Work required:
Provide the data again exactly, including every line that follows.
::: The records
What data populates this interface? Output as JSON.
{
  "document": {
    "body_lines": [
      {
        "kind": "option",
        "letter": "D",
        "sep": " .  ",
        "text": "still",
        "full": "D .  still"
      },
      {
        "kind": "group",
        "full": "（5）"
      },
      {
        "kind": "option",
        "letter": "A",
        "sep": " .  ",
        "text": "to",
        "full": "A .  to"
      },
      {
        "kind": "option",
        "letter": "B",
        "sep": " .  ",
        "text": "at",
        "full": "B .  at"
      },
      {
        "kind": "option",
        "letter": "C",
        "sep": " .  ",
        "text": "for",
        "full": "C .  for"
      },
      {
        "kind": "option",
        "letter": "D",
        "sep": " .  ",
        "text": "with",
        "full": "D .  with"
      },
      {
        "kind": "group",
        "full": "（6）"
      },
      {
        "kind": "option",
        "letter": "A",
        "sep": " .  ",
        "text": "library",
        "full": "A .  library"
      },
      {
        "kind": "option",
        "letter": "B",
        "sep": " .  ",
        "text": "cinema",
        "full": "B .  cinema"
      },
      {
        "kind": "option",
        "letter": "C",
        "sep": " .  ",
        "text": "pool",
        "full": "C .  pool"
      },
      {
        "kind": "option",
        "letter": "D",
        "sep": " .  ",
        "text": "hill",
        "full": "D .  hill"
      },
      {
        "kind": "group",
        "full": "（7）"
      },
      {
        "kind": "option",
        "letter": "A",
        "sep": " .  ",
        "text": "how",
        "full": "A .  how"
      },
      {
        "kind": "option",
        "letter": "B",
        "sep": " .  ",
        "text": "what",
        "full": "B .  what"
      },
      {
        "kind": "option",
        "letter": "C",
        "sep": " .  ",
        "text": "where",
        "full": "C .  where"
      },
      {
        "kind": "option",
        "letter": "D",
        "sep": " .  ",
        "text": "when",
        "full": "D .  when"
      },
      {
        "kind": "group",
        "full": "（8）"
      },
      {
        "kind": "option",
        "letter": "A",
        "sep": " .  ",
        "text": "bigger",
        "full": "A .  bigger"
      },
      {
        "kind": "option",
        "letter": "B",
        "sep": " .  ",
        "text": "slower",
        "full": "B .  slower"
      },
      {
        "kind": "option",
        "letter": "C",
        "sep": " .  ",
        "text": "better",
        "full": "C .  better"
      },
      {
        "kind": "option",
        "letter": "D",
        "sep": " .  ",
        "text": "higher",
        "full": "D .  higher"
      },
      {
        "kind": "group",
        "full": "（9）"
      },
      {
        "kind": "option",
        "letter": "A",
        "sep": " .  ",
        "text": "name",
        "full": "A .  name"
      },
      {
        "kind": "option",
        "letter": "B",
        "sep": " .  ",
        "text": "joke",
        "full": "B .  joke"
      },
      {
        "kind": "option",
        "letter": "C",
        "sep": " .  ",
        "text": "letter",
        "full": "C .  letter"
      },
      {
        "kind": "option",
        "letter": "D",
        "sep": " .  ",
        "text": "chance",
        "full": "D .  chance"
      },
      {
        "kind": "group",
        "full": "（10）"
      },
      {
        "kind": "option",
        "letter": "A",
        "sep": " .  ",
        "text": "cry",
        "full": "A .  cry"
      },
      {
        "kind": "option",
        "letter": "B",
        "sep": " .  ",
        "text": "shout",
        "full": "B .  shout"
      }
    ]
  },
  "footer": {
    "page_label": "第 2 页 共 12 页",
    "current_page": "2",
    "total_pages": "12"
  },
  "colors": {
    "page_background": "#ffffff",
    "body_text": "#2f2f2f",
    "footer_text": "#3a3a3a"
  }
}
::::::
Solution for this problem:
What data populates this interface? Output as JSON.
{
  "document": {
    "body_lines": [
      {
        "kind": "option",
        "letter": "D",
        "sep": " .  ",
        "text": "still",
        "full": "D .  still"
      },
      {
        "kind": "group",
        "full": "（5）"
      },
      {
        "kind": "option",
        "letter": "A",
        "sep": " .  ",
        "text": "to",
        "full": "A .  to"
      },
      {
        "kind": "option",
        "letter": "B",
        "sep": " .  ",
        "text": "at",
        "full": "B .  at"
      },
      {
        "kind": "option",
        "letter": "C",
        "sep": " .  ",
        "text": "for",
        "full": "C .  for"
      },
      {
        "kind": "option",
        "letter": "D",
        "sep": " .  ",
        "text": "with",
        "full": "D .  with"
      },
      {
        "kind": "group",
        "full": "（6）"
      },
      {
        "kind": "option",
        "letter": "A",
        "sep": " .  ",
        "text": "library",
        "full": "A .  library"
      },
      {
        "kind": "option",
        "letter": "B",
        "sep": " .  ",
        "text": "cinema",
        "full": "B .  cinema"
      },
      {
        "kind": "option",
        "letter": "C",
        "sep": " .  ",
        "text": "pool",
        "full": "C .  pool"
      },
      {
        "kind": "option",
        "letter": "D",
        "sep": " .  ",
        "text": "hill",
        "full": "D .  hill"
      },
      {
        "kind": "group",
        "full": "（7）"
      },
      {
        "kind": "option",
        "letter": "A",
        "sep": " .  ",
        "text": "how",
        "full": "A .  how"
      },
      {
        "kind": "option",
        "letter": "B",
        "sep": " .  ",
        "text": "what",
        "full": "B .  what"
      },
      {
        "kind": "option",
        "letter": "C",
        "sep": " .  ",
        "text": "where",
        "full": "C .  where"
      },
      {
        "kind": "option",
        "letter": "D",
        "sep": " .  ",
        "text": "when",
        "full": "D .  when"
      },
      {
        "kind": "group",
        "full": "（8）"
      },
      {
        "kind": "option",
        "letter": "A",
        "sep": " .  ",
        "text": "bigger",
        "full": "A .  bigger"
      },
      {
        "kind": "option",
        "letter": "B",
        "sep": " .  ",
        "text": "slower",
        "full": "B .  slower"
      },
      {
        "kind": "option",
        "letter": "C",
        "sep": " .  ",
        "text": "better",
        "full": "C .  better"
      },
      {
        "kind": "option",
        "letter": "D",
        "sep": " .  ",
        "text": "higher",
        "full": "D .  higher"
      },
      {
        "kind": "group",
        "full": "（9）"
      },
      {
        "kind": "option",
        "letter": "A",
        "sep": " .  ",
        "text": "name",
        "full": "A .  name"
      },
      {
        "kind": "option",
        "letter": "B",
        "sep": " .  ",
        "text": "joke",
        "full": "B .  joke"
      },
      {
        "kind": "option",
        "letter": "C",
        "sep": " .  ",
        "text": "letter",
        "full": "C .  letter"
      },
      {
        "kind": "option",
        "letter": "D",
        "sep": " .  ",
        "text": "chance",
        "full": "D .  chance"
      },
      {
        "kind": "group",
        "full": "（10）"
      },
      {
        "kind": "option",
        "letter": "A",
        "sep": " .  ",
        "text": "cry",
        "full": "A .  cry"
      },
      {
        "kind": "option",
        "letter": "B",
        "sep": " .  ",
        "text": "shout",
        "full": "B .  shout"
      }
    ]
  },
  "footer": {
    "page_label": "第 2 页 共 12 页",
    "current_page": "2",
    "total_pages": "12"
  },
  "colors": {
    "page_background": "#ffffff",
    "body_text": "#2f2f2f",
    "footer_text": "#3a3a3a"
  }
}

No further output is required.